SUPPLIED ENTRIES: Begin
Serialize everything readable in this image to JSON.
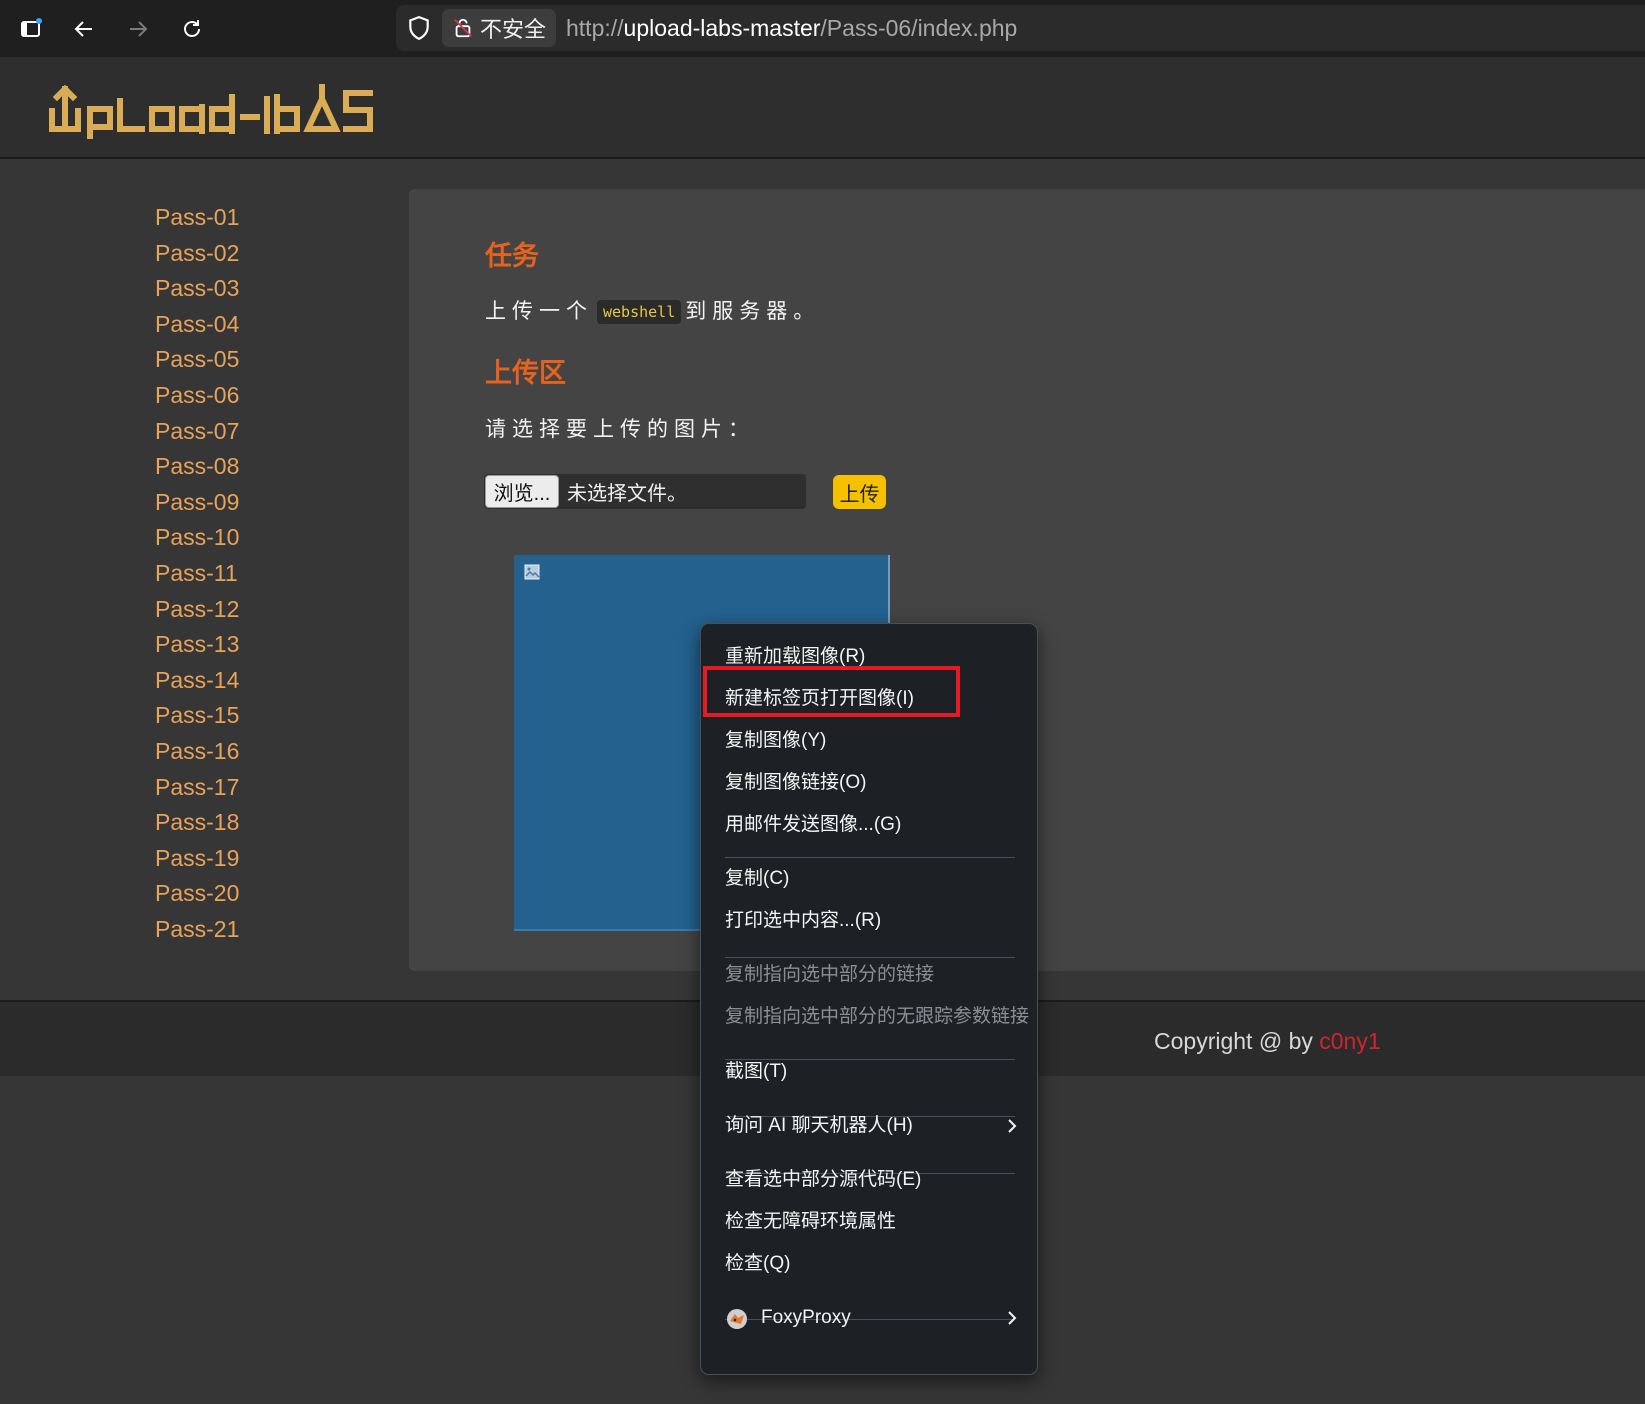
{
  "browser": {
    "insecure_label": "不安全",
    "url_scheme": "http://",
    "url_host": "upload-labs-master",
    "url_path": "/Pass-06/index.php"
  },
  "site": {
    "logo_text": "UpLoad-labs"
  },
  "sidebar": {
    "items": [
      "Pass-01",
      "Pass-02",
      "Pass-03",
      "Pass-04",
      "Pass-05",
      "Pass-06",
      "Pass-07",
      "Pass-08",
      "Pass-09",
      "Pass-10",
      "Pass-11",
      "Pass-12",
      "Pass-13",
      "Pass-14",
      "Pass-15",
      "Pass-16",
      "Pass-17",
      "Pass-18",
      "Pass-19",
      "Pass-20",
      "Pass-21"
    ]
  },
  "main": {
    "task_title": "任务",
    "task_text_before": "上传一个",
    "task_code": "webshell",
    "task_text_after": "到服务器。",
    "upload_title": "上传区",
    "select_prompt": "请选择要上传的图片：",
    "browse_label": "浏览...",
    "no_file_label": "未选择文件。",
    "upload_button": "上传"
  },
  "footer": {
    "copyright_prefix": "Copyright @  by ",
    "author": "c0ny1"
  },
  "context_menu": {
    "items": {
      "reload_image": "重新加载图像(R)",
      "open_image_new_tab": "新建标签页打开图像(I)",
      "copy_image": "复制图像(Y)",
      "copy_image_link": "复制图像链接(O)",
      "email_image": "用邮件发送图像...(G)",
      "copy": "复制(C)",
      "print_selection": "打印选中内容...(R)",
      "copy_link_to_highlight": "复制指向选中部分的链接",
      "copy_clean_link_to_highlight": "复制指向选中部分的无跟踪参数链接",
      "screenshot": "截图(T)",
      "ask_ai_chatbot": "询问 AI 聊天机器人(H)",
      "view_selection_source": "查看选中部分源代码(E)",
      "inspect_accessibility": "检查无障碍环境属性",
      "inspect": "检查(Q)",
      "foxyproxy": "FoxyProxy"
    }
  },
  "colors": {
    "accent_orange": "#e5631e",
    "link_orange": "#e8a35a",
    "upload_yellow": "#f5c000",
    "highlight_red": "#e41b24",
    "author_red": "#d0242e"
  }
}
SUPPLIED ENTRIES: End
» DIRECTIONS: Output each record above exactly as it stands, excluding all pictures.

» SOLUTION TO THE EXERCISE:
Serialize everything readable in this image to JSON.
{
  "browser": {
    "insecure_label": "不安全",
    "url_scheme": "http://",
    "url_host": "upload-labs-master",
    "url_path": "/Pass-06/index.php"
  },
  "site": {
    "logo_text": "UpLoad-labs"
  },
  "sidebar": {
    "items": [
      "Pass-01",
      "Pass-02",
      "Pass-03",
      "Pass-04",
      "Pass-05",
      "Pass-06",
      "Pass-07",
      "Pass-08",
      "Pass-09",
      "Pass-10",
      "Pass-11",
      "Pass-12",
      "Pass-13",
      "Pass-14",
      "Pass-15",
      "Pass-16",
      "Pass-17",
      "Pass-18",
      "Pass-19",
      "Pass-20",
      "Pass-21"
    ]
  },
  "main": {
    "task_title": "任务",
    "task_text_before": "上传一个",
    "task_code": "webshell",
    "task_text_after": "到服务器。",
    "upload_title": "上传区",
    "select_prompt": "请选择要上传的图片：",
    "browse_label": "浏览...",
    "no_file_label": "未选择文件。",
    "upload_button": "上传"
  },
  "footer": {
    "copyright_prefix": "Copyright @  by ",
    "author": "c0ny1"
  },
  "context_menu": {
    "items": {
      "reload_image": "重新加载图像(R)",
      "open_image_new_tab": "新建标签页打开图像(I)",
      "copy_image": "复制图像(Y)",
      "copy_image_link": "复制图像链接(O)",
      "email_image": "用邮件发送图像...(G)",
      "copy": "复制(C)",
      "print_selection": "打印选中内容...(R)",
      "copy_link_to_highlight": "复制指向选中部分的链接",
      "copy_clean_link_to_highlight": "复制指向选中部分的无跟踪参数链接",
      "screenshot": "截图(T)",
      "ask_ai_chatbot": "询问 AI 聊天机器人(H)",
      "view_selection_source": "查看选中部分源代码(E)",
      "inspect_accessibility": "检查无障碍环境属性",
      "inspect": "检查(Q)",
      "foxyproxy": "FoxyProxy"
    }
  },
  "colors": {
    "accent_orange": "#e5631e",
    "link_orange": "#e8a35a",
    "upload_yellow": "#f5c000",
    "highlight_red": "#e41b24",
    "author_red": "#d0242e"
  }
}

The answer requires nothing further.